San Francisco Has Needed This for a Long Time: a ‘Hill Mapper’
John Metcalfe | The Atlantic | August 6, 2013 | link
There’s much to love about San Francisco – great food, gorgeous parks, tolerant people – and much to despise, like the infernal rents and the way nobody seems to pick up dog poop. Perhaps highest on the hate list for many locals, however, are the number of hills, awful, ridiculously steep mini-mountains that can turn a novice’s legs into wiggly spaghetti.

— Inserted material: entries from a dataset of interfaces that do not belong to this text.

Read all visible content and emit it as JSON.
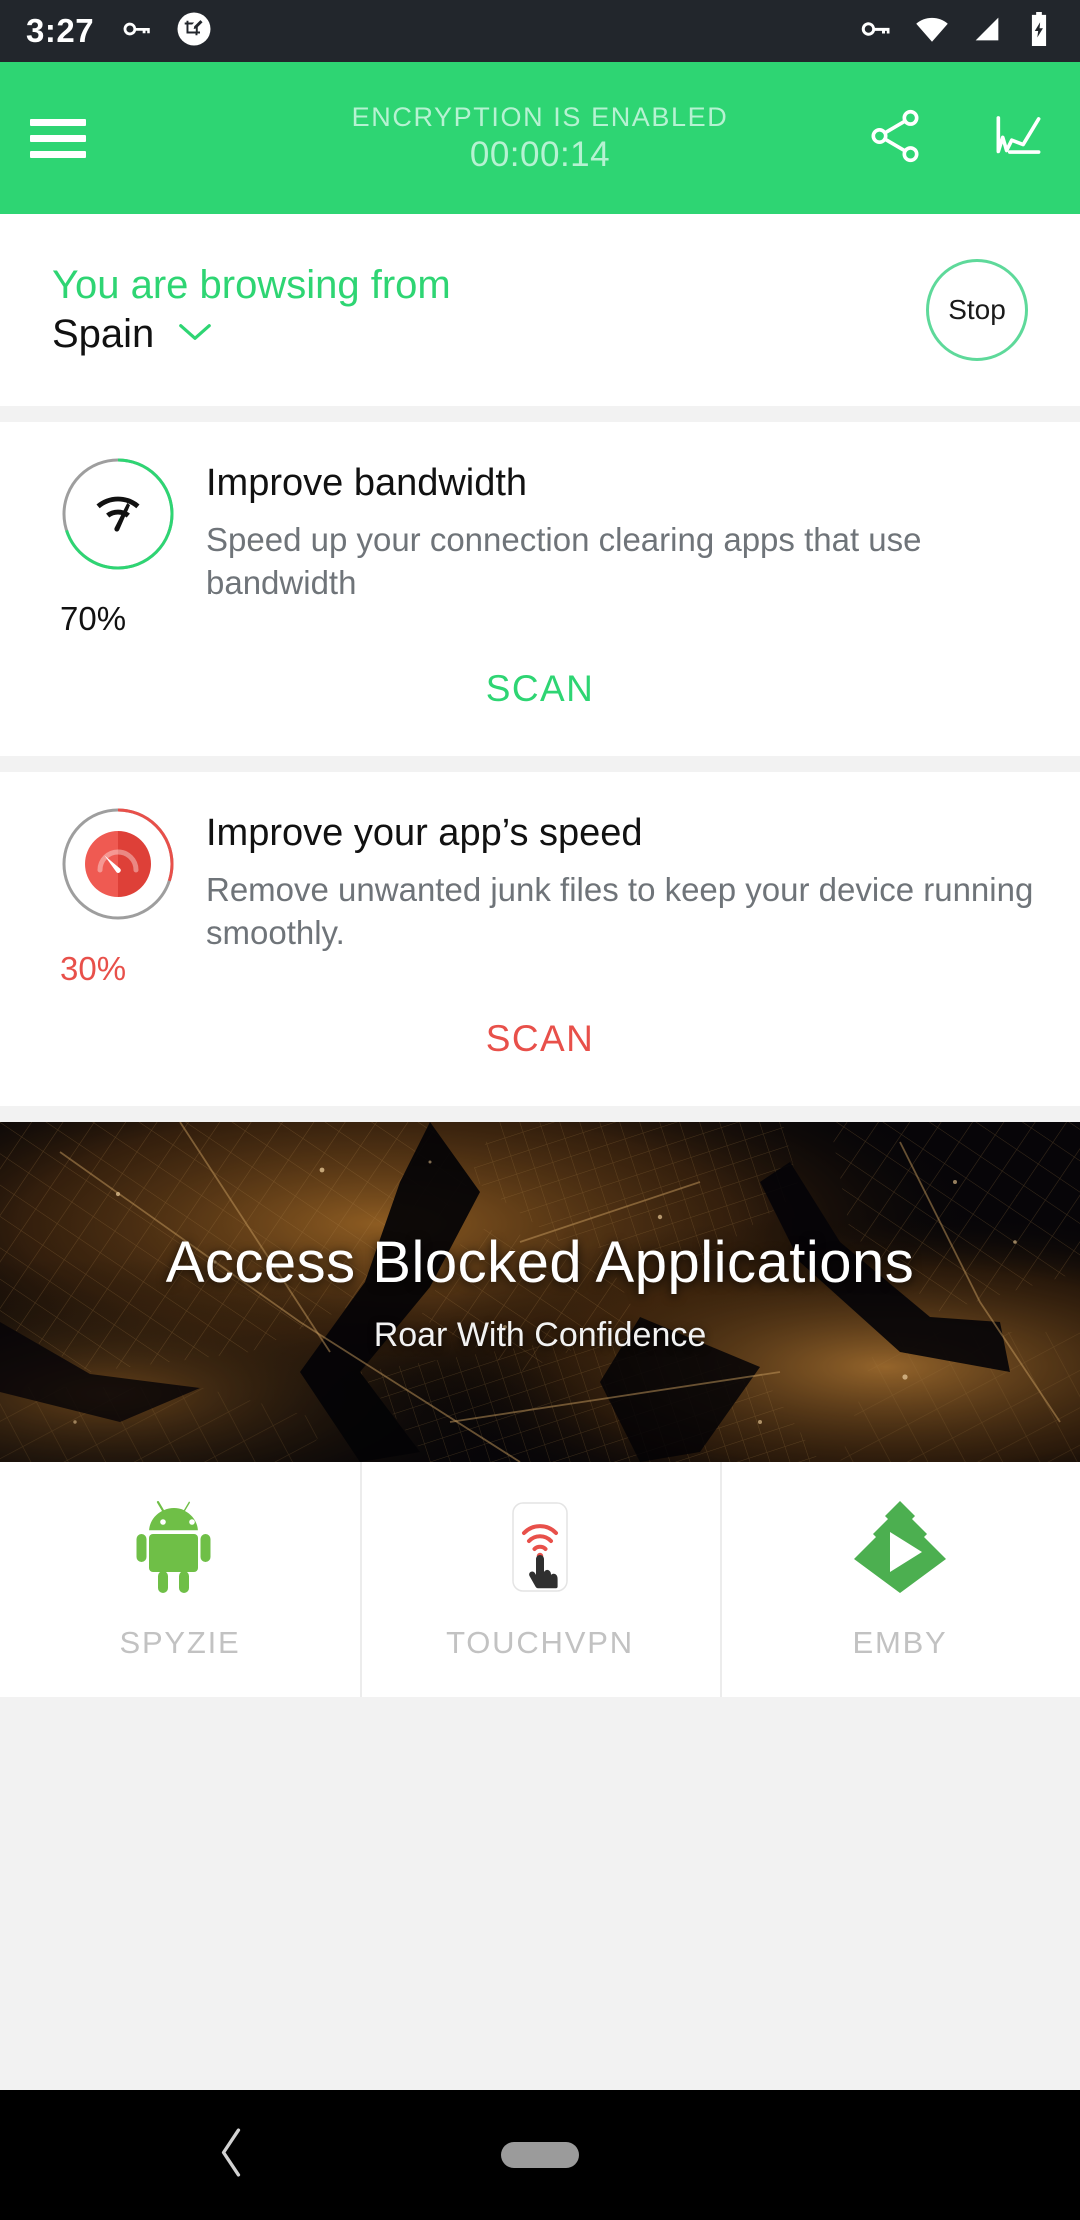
{
  "status_bar": {
    "time": "3:27",
    "left_icons": [
      "vpn-key-icon",
      "screenshot-edit-icon"
    ],
    "right_icons": [
      "vpn-key-icon",
      "wifi-icon",
      "cellular-signal-icon",
      "battery-charging-icon"
    ],
    "background_color": "#22262c"
  },
  "app_bar": {
    "menu_icon": "hamburger-menu-icon",
    "title": "ENCRYPTION IS ENABLED",
    "timer": "00:00:14",
    "share_icon": "share-icon",
    "stats_icon": "line-chart-icon",
    "background_color": "#2ed573",
    "text_color": "#b6f2d2"
  },
  "browsing": {
    "label": "You are browsing from",
    "country": "Spain",
    "chevron_icon": "chevron-down-icon",
    "stop_label": "Stop",
    "label_color": "#2ed573"
  },
  "cards": [
    {
      "title": "Improve bandwidth",
      "description": "Speed up your connection clearing apps that use bandwidth",
      "percent_label": "70%",
      "percent_value": 70,
      "scan_label": "SCAN",
      "accent_color": "#2ed573",
      "icon": "bandwidth-speed-icon",
      "track_color": "#9e9e9e"
    },
    {
      "title": "Improve your app’s speed",
      "description": "Remove unwanted junk files to keep your device running smoothly.",
      "percent_label": "30%",
      "percent_value": 30,
      "scan_label": "SCAN",
      "accent_color": "#e8504a",
      "icon": "speedometer-icon",
      "track_color": "#9e9e9e"
    }
  ],
  "banner": {
    "title": "Access Blocked Applications",
    "subtitle": "Roar With Confidence",
    "image": "night-city-aerial-photo"
  },
  "app_shortcuts": [
    {
      "label": "SPYZIE",
      "icon": "android-robot-icon",
      "color": "#6fbf47"
    },
    {
      "label": "TOUCHVPN",
      "icon": "touch-wifi-icon",
      "color": "#e8504a"
    },
    {
      "label": "EMBY",
      "icon": "emby-diamond-icon",
      "color": "#4caf50"
    }
  ],
  "nav_bar": {
    "back_icon": "back-chevron-icon",
    "home_icon": "home-pill-icon",
    "background_color": "#000000"
  }
}
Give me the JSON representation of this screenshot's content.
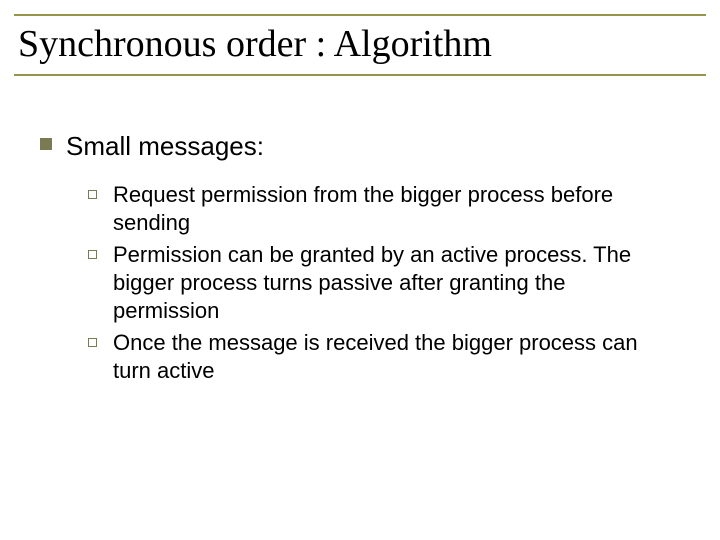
{
  "title": "Synchronous order : Algorithm",
  "heading": "Small messages:",
  "items": [
    "Request permission from the bigger process before sending",
    "Permission can be granted by an active process. The bigger process turns passive after granting the permission",
    "Once the message is received the bigger process can turn active"
  ]
}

Everybody has their own approaches to dealing with the seven major hills and 40-or-so demi-humps that protrude from the city’s 7-by-7 mile plat. Some tough it out and subsequently grow calve muscles the size of cantaloupes. Others go great lengths to dodge them, doubling their travel time and looking from above like aimless, addled ants. The more extreme hill-loathers will only rent homes in flat neighborhoods or, as is the case with somebody I know, have a friend physically push them up inclines with a gentle hand on the back.

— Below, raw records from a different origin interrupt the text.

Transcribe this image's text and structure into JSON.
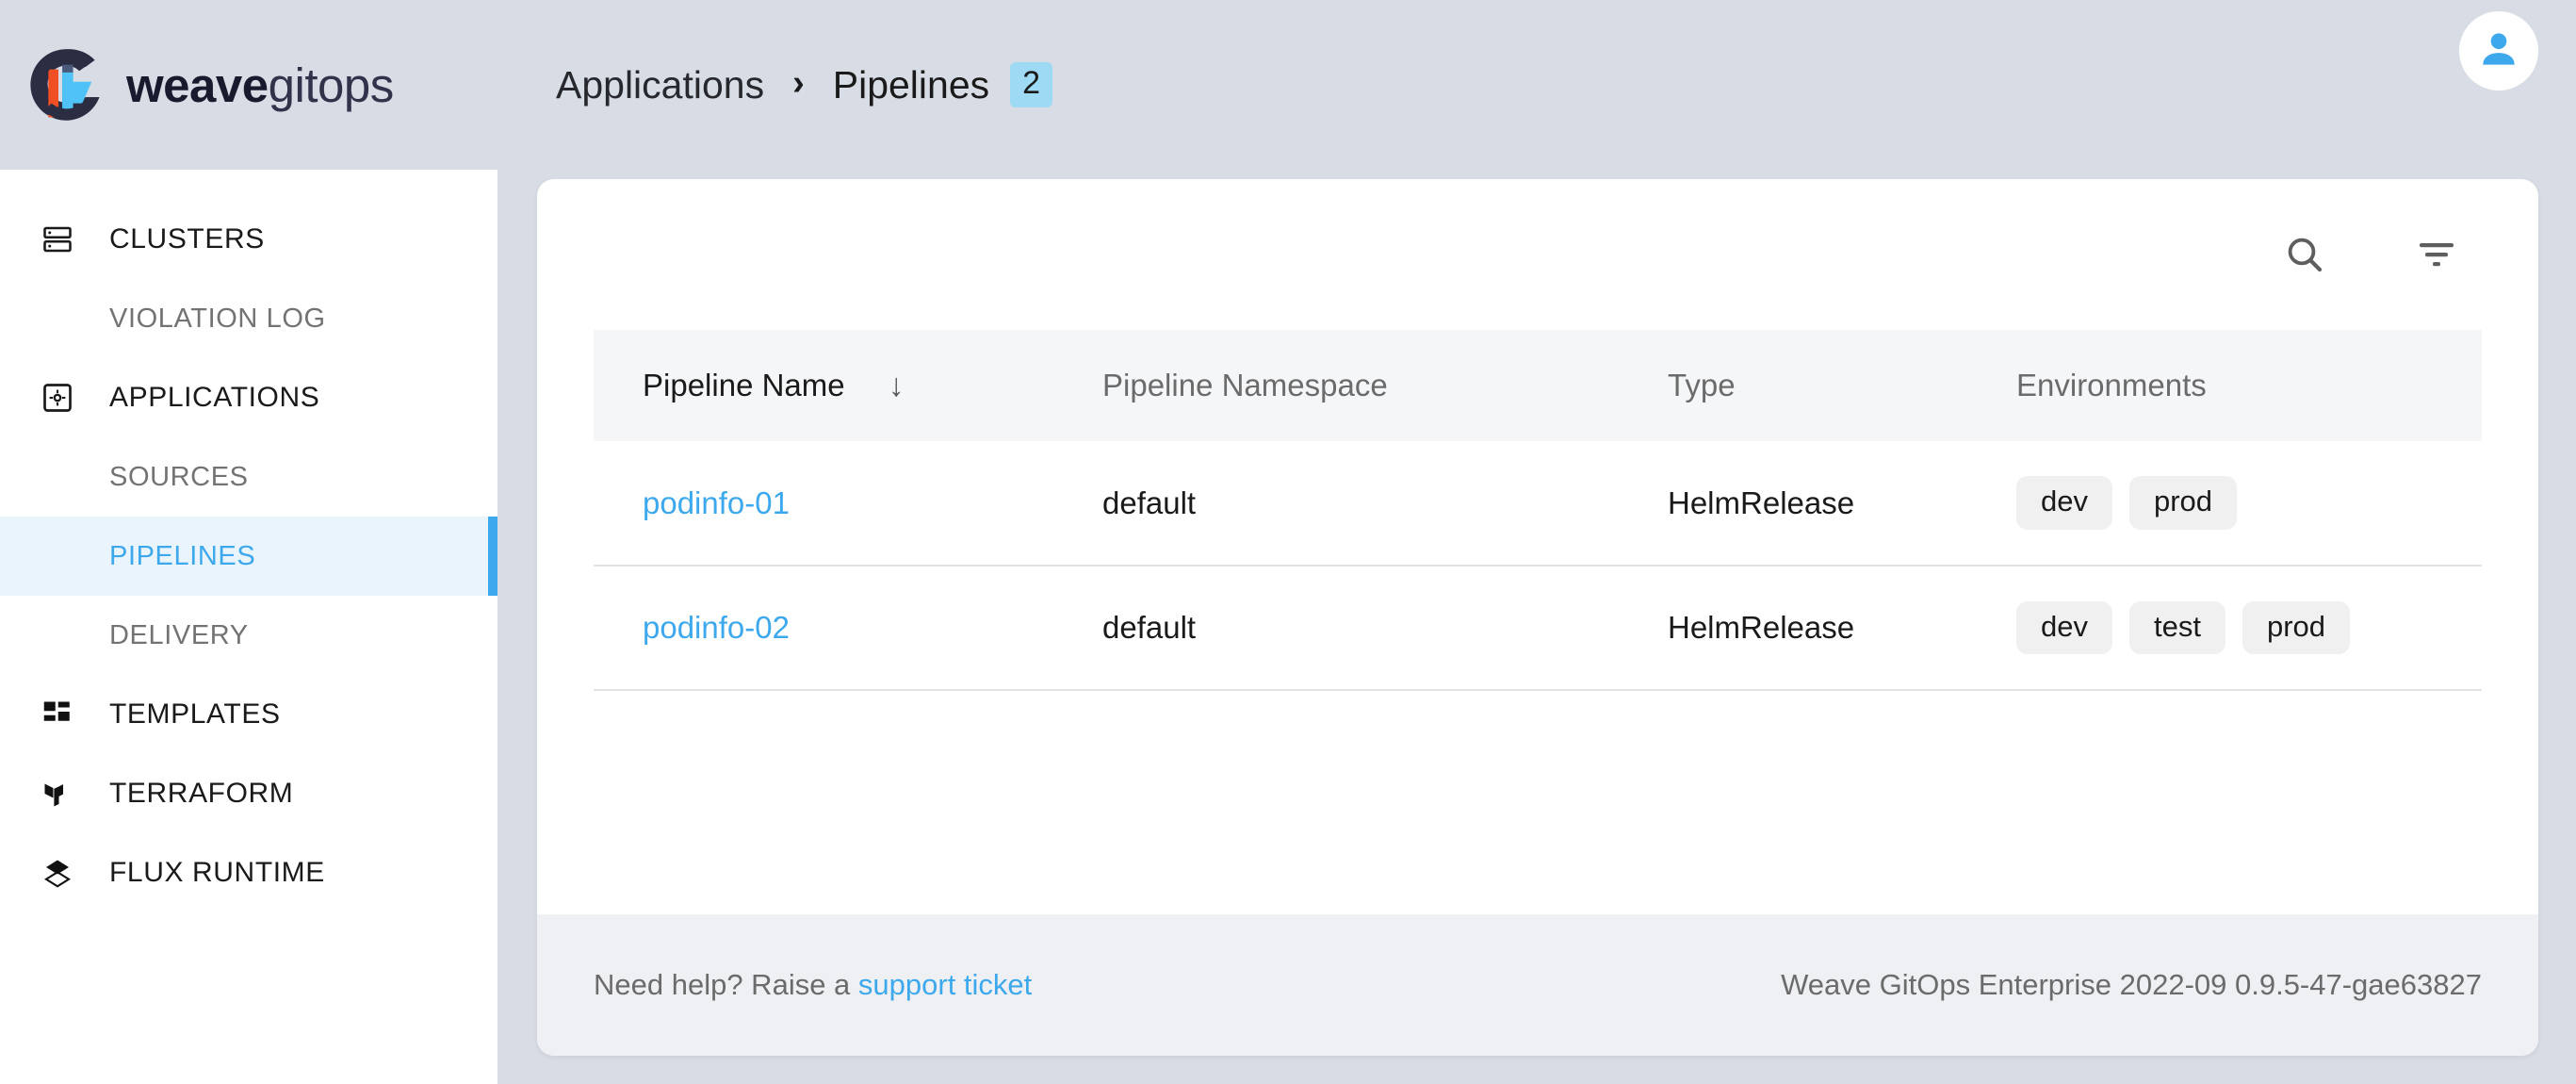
{
  "brand": {
    "name_bold": "weave",
    "name_light": "gitops",
    "logo_icon": "weave-gitops-logo",
    "colors": {
      "dark": "#2B2D42",
      "orange": "#F04E23",
      "cyan": "#4FC3F7"
    }
  },
  "header": {
    "breadcrumb": [
      {
        "label": "Applications",
        "current": false
      },
      {
        "label": "Pipelines",
        "current": true
      }
    ],
    "separator": "›",
    "count_badge": "2",
    "badge_color": "#9EDAF3",
    "avatar_icon": "account-circle-icon"
  },
  "sidebar": {
    "items": [
      {
        "label": "CLUSTERS",
        "icon": "clusters-icon",
        "sub": false,
        "active": false
      },
      {
        "label": "VIOLATION LOG",
        "icon": null,
        "sub": true,
        "active": false
      },
      {
        "label": "APPLICATIONS",
        "icon": "applications-icon",
        "sub": false,
        "active": false
      },
      {
        "label": "SOURCES",
        "icon": null,
        "sub": true,
        "active": false
      },
      {
        "label": "PIPELINES",
        "icon": null,
        "sub": true,
        "active": true
      },
      {
        "label": "DELIVERY",
        "icon": null,
        "sub": true,
        "active": false
      },
      {
        "label": "TEMPLATES",
        "icon": "templates-icon",
        "sub": false,
        "active": false
      },
      {
        "label": "TERRAFORM",
        "icon": "terraform-icon",
        "sub": false,
        "active": false
      },
      {
        "label": "FLUX RUNTIME",
        "icon": "flux-runtime-icon",
        "sub": false,
        "active": false
      }
    ],
    "active_color": "#3DA9EC",
    "active_bg": "#E9F4FC"
  },
  "toolbar": {
    "search_icon": "search-icon",
    "filter_icon": "filter-icon"
  },
  "table": {
    "columns": [
      {
        "key": "name",
        "label": "Pipeline Name",
        "sorted": true,
        "sort_arrow": "↓"
      },
      {
        "key": "ns",
        "label": "Pipeline Namespace",
        "sorted": false,
        "sort_arrow": ""
      },
      {
        "key": "type",
        "label": "Type",
        "sorted": false,
        "sort_arrow": ""
      },
      {
        "key": "env",
        "label": "Environments",
        "sorted": false,
        "sort_arrow": ""
      }
    ],
    "rows": [
      {
        "name": "podinfo-01",
        "ns": "default",
        "type": "HelmRelease",
        "env": [
          "dev",
          "prod"
        ]
      },
      {
        "name": "podinfo-02",
        "ns": "default",
        "type": "HelmRelease",
        "env": [
          "dev",
          "test",
          "prod"
        ]
      }
    ]
  },
  "footer": {
    "help_prefix": "Need help? Raise a ",
    "help_link": "support ticket",
    "version": "Weave GitOps Enterprise 2022-09 0.9.5-47-gae63827"
  }
}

Bicyclists, who research has suggested would often go a mile out of their way instead of pedaling up a 100-foot climb, have long had a way of avoiding the more annoying hills. It’s called the Wiggle, a 1-mile path from Market Street to Golden Gate Park that never gets above 6 degrees in elevation. But for pedestrians it’s often a matter of intimately learning the city’s curves and slopes or else carrying around crumpled, topographic maps printed out from the U.S. Geological Survey, like some kind of foreign explorer. (You could also use your eyes to judge the best route, of course, but this city has a weird way of trapping you in corrals of hills that require strenuous effort or tedious backtracking.) That’s why Sam Maurer should be hailed as a local hero: The U.C. Berkeley student has created perhaps the best-yet way to navigate this lumpiest of burgs, the “Hill Mapper of San Francisco.”

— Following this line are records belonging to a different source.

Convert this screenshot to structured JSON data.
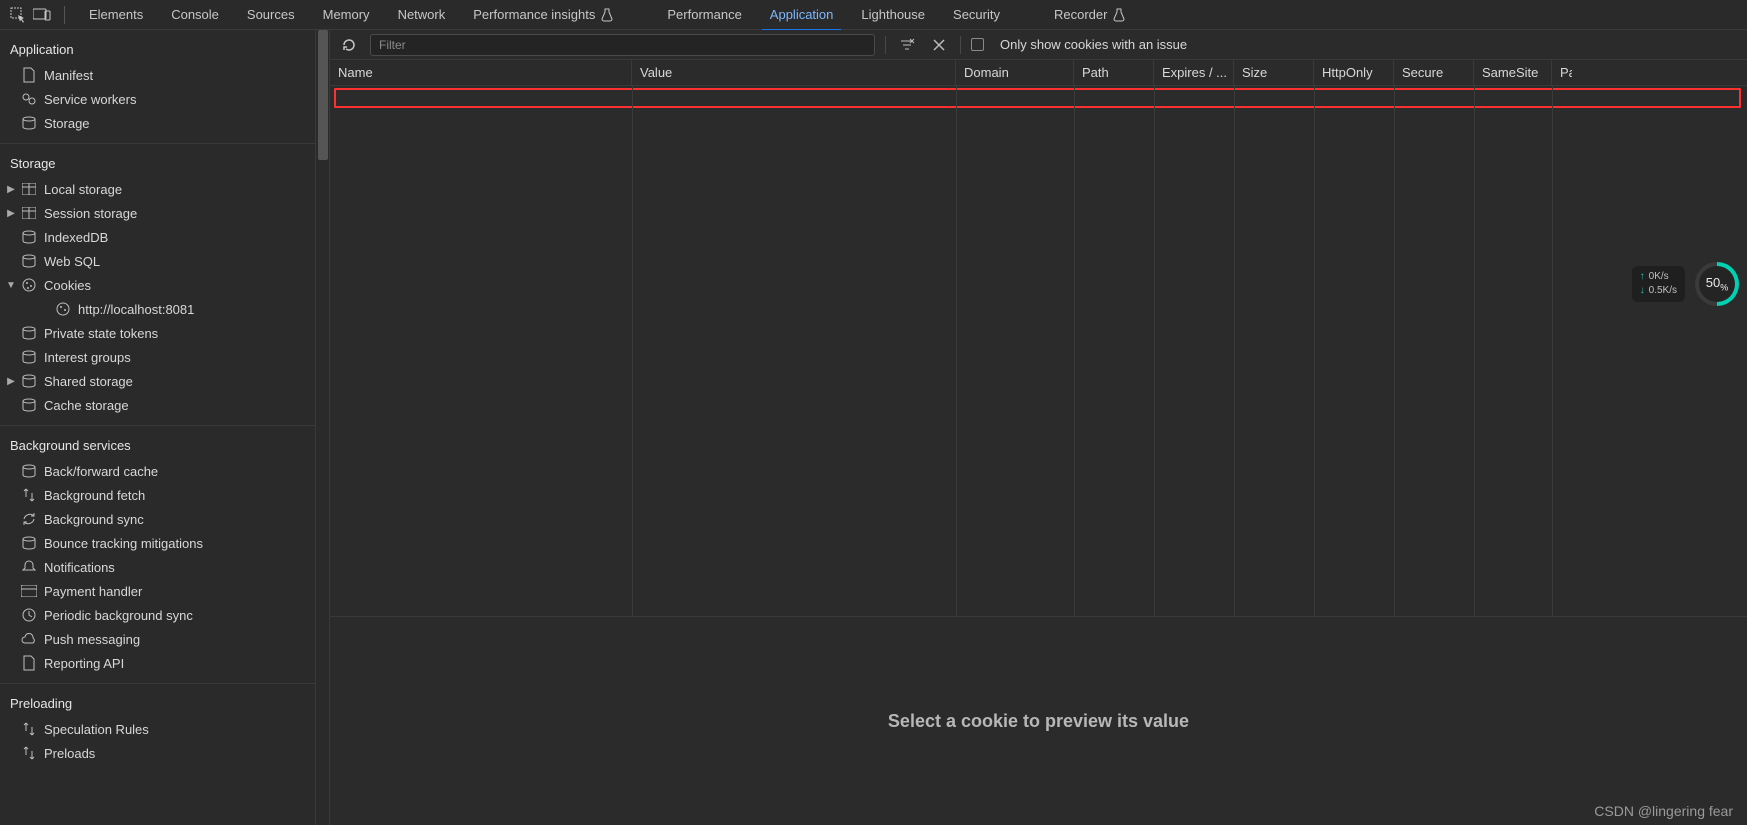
{
  "tabs": {
    "elements": "Elements",
    "console": "Console",
    "sources": "Sources",
    "memory": "Memory",
    "network": "Network",
    "perf_insights": "Performance insights",
    "performance": "Performance",
    "application": "Application",
    "lighthouse": "Lighthouse",
    "security": "Security",
    "recorder": "Recorder"
  },
  "toolbar": {
    "filter_placeholder": "Filter",
    "only_issue_label": "Only show cookies with an issue"
  },
  "columns": {
    "name": "Name",
    "value": "Value",
    "domain": "Domain",
    "path": "Path",
    "expires": "Expires / ...",
    "size": "Size",
    "httponly": "HttpOnly",
    "secure": "Secure",
    "samesite": "SameSite",
    "pa": "Pa"
  },
  "sidebar": {
    "application": {
      "head": "Application",
      "manifest": "Manifest",
      "service_workers": "Service workers",
      "storage": "Storage"
    },
    "storage": {
      "head": "Storage",
      "local_storage": "Local storage",
      "session_storage": "Session storage",
      "indexeddb": "IndexedDB",
      "websql": "Web SQL",
      "cookies": "Cookies",
      "cookies_origin": "http://localhost:8081",
      "private_state_tokens": "Private state tokens",
      "interest_groups": "Interest groups",
      "shared_storage": "Shared storage",
      "cache_storage": "Cache storage"
    },
    "bgservices": {
      "head": "Background services",
      "back_forward_cache": "Back/forward cache",
      "background_fetch": "Background fetch",
      "background_sync": "Background sync",
      "bounce": "Bounce tracking mitigations",
      "notifications": "Notifications",
      "payment": "Payment handler",
      "periodic": "Periodic background sync",
      "push": "Push messaging",
      "reporting": "Reporting API"
    },
    "preloading": {
      "head": "Preloading",
      "speculation": "Speculation Rules",
      "preloads": "Preloads"
    }
  },
  "preview_text": "Select a cookie to preview its value",
  "overlay": {
    "up": "0K/s",
    "down": "0.5K/s",
    "pct": "50",
    "pct_suffix": "%"
  },
  "watermark": "CSDN @lingering fear"
}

“Two years ago I moved to San Francisco. Whenever I take long weekend walks around the city, I wish I had a map of where the hills are,” Maurer says via email. “One day while walking it occurred to me that the beauty of digital maps is that they can adapt based on your actual location – so I could make a map that showed not only how steep the streets were, but whether they’d be going uphill or downhill when you got there.”